HOOTON TENNIS CLUBHarvest Sun @ Invisible Wind Factory 9/12/16
Before heading off to this gig, a friend expressed great envy that she wasn’t going herself, and said “ooh, they found the dog!” Wallph, a missing dog feared stolen, she explained, posters about him all over town, was found by HOOTON TENNIS CLUB. It threw up an image of the band of going out and fighting minor crimes across the streets of Merseyside, or snuffling out lost pets at least, in a 2016 cockapoo-whispering episode of Scooby Doo, or The Monkees telly show.
Because that’s a bit what Hooton Tennis Club are like; four affable types; happy, turn-that-frown-upside-down characters. And they’re true to form as they lollop on stage tonight, friendly puppies themselves, and we’re warmed by their smiles.
Starting with Growing Concerns, O Man, Won’t You Melt Me? goes down especially well and single from the first album P.O.W.E.R.F.U.L. P.I.E.R.R.E is always a live favourite. Bootcut Jimmy The G is slightly loopy, and loved by the audience.
Bass player Callum McFadden takes on the mantle of showman, throwing himself about the stage, the middle visual that shouldn’t work in theory but does anyway. We nearly got the splits from him this evening… very nearly. Next time, maybe. Vocalists Ryan Murphy and James Madden share and swap roles easily and casually, as Harry Chalmers powers away on drums.
Hooton Tennis Club have released two albums of quality pop songs in consecutive years, but it’s reassuring that there’s still something schoolboyish and ramshackle, and slightly off the cuff about them. Ryan has a snapped string early on in proceedings. He asks for a replacement instrument, explaining the situation with an apologetic shrug. And when we heard a rumour he was going to be playing his new guitar later, made out of a Dunlop tennis racket, we assumed tongue-in-cheek Hooton Tennis Club larks, but no – it proved to be true. It’s a relief that Hooton Tennis Club have lost none of their charm.

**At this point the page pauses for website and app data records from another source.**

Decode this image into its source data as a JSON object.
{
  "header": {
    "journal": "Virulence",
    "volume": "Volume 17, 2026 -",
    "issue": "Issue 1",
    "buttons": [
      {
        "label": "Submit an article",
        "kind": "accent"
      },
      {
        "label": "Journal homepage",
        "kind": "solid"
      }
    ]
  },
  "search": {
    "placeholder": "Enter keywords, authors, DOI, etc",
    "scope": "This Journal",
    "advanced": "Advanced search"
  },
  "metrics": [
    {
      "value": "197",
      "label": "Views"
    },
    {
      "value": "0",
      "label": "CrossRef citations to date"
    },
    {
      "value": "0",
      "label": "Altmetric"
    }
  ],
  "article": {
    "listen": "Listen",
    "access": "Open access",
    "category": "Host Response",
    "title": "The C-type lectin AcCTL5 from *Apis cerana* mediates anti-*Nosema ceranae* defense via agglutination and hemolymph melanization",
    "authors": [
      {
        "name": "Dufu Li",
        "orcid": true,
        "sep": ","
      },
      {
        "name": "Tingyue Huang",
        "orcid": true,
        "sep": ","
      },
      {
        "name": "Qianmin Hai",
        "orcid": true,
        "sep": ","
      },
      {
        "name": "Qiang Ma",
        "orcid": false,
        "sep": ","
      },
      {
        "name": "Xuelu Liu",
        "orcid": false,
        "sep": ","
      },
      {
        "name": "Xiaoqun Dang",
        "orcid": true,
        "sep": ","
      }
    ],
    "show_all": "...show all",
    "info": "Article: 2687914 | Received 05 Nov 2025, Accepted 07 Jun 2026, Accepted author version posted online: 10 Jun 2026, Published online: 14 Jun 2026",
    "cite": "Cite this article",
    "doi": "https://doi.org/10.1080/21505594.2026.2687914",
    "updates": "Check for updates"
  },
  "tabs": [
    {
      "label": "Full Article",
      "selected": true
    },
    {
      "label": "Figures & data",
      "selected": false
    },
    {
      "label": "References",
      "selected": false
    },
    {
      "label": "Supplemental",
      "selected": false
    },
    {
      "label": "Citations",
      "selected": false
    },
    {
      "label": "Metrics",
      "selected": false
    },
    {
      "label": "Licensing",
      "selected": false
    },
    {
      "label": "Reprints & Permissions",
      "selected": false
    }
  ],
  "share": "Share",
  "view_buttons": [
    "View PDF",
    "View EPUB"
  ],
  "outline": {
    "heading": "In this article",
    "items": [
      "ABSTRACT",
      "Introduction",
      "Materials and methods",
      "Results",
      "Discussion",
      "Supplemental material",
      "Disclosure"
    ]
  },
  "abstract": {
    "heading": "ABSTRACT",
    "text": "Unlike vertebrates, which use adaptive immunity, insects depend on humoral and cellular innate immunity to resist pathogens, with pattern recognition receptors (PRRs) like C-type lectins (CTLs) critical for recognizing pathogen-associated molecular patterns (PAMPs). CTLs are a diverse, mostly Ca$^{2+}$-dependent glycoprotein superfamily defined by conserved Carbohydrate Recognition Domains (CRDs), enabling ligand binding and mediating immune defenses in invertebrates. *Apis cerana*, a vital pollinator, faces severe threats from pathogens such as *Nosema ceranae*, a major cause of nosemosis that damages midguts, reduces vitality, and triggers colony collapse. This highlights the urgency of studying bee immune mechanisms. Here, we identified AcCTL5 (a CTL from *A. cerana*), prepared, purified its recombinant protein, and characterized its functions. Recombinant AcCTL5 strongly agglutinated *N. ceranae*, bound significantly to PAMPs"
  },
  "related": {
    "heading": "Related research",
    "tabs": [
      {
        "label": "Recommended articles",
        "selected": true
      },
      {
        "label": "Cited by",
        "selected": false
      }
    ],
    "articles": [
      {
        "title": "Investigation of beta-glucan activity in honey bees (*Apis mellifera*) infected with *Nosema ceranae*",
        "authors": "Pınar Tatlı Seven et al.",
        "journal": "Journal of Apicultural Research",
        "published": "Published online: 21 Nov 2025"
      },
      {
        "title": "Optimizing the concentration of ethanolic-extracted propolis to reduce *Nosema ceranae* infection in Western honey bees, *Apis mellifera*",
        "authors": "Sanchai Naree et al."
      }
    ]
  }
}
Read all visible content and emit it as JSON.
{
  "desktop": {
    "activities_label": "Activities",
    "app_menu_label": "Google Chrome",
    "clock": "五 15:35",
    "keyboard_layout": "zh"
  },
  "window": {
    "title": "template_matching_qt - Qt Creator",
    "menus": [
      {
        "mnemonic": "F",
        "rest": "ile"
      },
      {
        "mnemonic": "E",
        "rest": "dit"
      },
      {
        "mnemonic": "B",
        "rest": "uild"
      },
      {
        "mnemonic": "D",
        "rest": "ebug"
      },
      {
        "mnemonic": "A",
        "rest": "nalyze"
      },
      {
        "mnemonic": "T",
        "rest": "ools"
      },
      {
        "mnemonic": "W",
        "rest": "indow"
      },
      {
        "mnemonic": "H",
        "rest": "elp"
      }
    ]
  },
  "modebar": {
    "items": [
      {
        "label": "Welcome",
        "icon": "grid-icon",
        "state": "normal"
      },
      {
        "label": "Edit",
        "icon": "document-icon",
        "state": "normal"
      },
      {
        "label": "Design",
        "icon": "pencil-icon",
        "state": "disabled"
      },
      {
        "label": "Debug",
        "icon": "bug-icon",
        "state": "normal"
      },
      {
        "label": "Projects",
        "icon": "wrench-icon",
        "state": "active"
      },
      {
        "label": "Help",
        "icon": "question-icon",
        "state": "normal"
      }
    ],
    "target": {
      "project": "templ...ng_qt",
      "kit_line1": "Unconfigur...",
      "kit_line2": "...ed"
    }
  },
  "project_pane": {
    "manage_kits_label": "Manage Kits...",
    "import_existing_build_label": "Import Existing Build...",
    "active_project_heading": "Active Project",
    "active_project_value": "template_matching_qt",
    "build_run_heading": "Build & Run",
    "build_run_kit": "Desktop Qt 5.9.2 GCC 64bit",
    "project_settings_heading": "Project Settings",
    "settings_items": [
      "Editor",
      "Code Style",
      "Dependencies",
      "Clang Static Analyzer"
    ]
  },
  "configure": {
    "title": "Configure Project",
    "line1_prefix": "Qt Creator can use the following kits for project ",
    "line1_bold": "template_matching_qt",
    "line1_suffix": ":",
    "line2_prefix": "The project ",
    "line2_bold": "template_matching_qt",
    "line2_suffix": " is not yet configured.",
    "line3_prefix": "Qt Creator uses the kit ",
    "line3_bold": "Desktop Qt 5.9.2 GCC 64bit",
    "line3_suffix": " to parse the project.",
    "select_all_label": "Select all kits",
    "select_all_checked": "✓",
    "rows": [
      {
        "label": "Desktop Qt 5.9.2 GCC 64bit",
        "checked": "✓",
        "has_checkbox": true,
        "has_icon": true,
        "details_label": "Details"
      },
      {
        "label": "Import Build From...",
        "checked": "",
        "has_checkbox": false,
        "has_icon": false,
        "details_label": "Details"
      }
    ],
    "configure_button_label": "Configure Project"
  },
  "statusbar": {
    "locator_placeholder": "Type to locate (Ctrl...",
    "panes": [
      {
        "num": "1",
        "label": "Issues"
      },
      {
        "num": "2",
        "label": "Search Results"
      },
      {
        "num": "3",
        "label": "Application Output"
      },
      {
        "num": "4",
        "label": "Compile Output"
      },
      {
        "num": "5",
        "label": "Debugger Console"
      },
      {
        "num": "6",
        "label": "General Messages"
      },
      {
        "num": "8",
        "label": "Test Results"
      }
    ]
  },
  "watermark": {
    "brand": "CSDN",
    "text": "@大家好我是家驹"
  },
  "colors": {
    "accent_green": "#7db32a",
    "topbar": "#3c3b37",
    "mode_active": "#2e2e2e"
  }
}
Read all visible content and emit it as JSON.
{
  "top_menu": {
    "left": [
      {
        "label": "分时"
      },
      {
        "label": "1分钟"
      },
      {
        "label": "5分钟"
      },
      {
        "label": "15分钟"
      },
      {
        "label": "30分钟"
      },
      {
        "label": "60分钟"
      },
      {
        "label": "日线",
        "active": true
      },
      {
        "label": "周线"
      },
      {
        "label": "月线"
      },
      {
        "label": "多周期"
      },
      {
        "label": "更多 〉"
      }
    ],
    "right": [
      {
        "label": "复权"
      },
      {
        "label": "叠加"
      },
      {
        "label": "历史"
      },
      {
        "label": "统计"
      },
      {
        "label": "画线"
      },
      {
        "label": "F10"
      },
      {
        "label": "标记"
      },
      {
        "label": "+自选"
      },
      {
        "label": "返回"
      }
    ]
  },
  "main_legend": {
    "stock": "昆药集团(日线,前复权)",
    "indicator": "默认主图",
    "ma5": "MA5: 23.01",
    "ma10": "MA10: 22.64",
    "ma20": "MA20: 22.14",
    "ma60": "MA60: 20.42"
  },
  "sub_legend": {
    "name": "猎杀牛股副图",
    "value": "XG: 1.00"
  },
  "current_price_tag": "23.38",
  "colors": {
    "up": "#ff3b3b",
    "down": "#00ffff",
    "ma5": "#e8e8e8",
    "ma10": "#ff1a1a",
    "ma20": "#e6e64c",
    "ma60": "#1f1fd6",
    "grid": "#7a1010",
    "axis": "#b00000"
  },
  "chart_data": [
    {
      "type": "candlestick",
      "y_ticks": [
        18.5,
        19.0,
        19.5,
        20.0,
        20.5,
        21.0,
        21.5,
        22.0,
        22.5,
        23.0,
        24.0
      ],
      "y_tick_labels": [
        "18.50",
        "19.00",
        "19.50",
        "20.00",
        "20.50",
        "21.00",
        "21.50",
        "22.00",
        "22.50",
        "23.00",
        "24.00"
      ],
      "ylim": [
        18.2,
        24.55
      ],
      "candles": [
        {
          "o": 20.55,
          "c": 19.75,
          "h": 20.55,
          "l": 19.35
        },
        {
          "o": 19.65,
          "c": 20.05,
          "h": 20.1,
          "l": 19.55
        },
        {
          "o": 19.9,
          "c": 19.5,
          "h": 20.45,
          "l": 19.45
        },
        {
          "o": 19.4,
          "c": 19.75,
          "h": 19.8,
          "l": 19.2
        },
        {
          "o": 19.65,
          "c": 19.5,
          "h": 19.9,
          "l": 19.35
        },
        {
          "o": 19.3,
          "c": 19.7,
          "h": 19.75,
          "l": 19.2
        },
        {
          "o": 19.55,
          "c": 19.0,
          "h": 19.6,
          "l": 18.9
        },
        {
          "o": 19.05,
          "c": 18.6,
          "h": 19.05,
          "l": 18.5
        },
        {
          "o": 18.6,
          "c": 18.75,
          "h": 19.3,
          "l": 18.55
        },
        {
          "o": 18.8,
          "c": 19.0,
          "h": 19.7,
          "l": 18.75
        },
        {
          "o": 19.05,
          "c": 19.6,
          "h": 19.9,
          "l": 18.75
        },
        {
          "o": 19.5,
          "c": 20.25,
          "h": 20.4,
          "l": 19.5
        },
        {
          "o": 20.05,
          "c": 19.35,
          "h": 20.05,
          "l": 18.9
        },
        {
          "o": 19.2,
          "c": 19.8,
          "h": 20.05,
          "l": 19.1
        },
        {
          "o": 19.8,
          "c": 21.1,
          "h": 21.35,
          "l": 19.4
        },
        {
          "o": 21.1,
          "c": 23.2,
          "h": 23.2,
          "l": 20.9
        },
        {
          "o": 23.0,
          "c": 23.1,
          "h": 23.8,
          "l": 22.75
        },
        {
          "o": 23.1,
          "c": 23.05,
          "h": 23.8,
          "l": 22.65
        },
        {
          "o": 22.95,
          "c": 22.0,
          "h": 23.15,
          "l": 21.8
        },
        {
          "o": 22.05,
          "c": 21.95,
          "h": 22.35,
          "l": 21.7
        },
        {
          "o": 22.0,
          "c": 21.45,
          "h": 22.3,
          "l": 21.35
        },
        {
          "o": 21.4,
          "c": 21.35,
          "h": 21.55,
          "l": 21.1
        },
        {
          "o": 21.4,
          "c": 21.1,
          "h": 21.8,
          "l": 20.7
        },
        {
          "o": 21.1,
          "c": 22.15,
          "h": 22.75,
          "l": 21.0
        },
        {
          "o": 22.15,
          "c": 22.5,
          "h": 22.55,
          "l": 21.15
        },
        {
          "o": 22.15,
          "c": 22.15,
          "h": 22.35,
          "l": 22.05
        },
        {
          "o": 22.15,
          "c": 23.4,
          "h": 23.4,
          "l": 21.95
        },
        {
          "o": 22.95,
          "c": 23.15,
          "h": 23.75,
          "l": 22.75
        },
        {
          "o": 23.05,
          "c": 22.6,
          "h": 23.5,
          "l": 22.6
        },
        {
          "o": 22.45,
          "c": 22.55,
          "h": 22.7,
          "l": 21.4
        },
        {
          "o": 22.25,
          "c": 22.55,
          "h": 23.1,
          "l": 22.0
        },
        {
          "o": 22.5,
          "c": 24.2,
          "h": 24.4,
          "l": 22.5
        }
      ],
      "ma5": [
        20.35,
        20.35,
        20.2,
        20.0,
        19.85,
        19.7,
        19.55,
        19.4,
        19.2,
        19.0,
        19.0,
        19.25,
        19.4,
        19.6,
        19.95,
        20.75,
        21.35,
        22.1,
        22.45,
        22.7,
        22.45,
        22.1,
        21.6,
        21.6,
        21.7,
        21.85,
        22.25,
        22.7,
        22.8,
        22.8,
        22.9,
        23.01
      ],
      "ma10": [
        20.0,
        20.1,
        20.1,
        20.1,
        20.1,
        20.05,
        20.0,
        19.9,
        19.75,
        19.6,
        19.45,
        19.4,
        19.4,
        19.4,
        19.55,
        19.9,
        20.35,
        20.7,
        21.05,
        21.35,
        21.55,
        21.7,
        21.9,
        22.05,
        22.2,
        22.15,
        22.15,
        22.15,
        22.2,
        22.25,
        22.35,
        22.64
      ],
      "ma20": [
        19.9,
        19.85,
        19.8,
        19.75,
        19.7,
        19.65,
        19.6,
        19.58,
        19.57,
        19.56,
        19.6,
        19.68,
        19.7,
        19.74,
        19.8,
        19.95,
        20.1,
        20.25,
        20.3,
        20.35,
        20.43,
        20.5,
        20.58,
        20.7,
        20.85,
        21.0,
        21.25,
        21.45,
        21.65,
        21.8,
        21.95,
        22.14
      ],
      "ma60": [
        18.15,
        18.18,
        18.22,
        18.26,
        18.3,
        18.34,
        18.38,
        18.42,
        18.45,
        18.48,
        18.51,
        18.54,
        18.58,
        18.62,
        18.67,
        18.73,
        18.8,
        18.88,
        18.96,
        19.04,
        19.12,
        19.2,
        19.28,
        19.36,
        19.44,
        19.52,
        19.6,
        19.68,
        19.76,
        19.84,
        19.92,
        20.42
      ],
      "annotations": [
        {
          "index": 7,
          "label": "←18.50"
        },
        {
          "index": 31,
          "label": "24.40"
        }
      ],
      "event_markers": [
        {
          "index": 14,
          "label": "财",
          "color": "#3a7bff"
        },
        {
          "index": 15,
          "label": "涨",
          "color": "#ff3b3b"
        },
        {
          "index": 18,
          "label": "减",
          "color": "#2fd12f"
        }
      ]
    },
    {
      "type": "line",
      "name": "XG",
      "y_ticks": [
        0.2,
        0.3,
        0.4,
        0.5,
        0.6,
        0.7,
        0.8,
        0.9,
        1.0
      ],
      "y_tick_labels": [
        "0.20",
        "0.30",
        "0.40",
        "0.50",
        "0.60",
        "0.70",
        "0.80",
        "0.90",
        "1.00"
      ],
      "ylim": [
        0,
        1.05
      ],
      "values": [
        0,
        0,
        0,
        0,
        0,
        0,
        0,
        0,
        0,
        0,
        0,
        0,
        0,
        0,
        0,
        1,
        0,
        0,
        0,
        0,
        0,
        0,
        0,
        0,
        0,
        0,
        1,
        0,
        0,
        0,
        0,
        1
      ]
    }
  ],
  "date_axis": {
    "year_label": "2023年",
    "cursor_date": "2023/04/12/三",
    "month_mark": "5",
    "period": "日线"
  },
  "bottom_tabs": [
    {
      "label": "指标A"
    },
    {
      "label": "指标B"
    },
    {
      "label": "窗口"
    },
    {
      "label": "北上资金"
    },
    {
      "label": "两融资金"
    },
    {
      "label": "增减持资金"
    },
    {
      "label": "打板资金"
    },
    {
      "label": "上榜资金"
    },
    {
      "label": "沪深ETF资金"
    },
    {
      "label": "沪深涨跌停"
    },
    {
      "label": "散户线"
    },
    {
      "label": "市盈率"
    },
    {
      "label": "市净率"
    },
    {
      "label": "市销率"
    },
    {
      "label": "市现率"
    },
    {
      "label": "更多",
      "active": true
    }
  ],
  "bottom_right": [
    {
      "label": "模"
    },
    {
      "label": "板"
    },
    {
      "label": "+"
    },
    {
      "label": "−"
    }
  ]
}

Songs from Big Box Of Chocolates, triumph, the crowd giving them as enthusiastic a reception as the old songs, the ones that aren’t so old after all. This new grown up album shows the band as a tighter, more confident unit than ever before, with a performance this evening that does the recordings proud. We are left with no doubt that Hooton Tennis Club are playing amongst the big boys and girls now, snapped strings and novelty tennis rackets or not.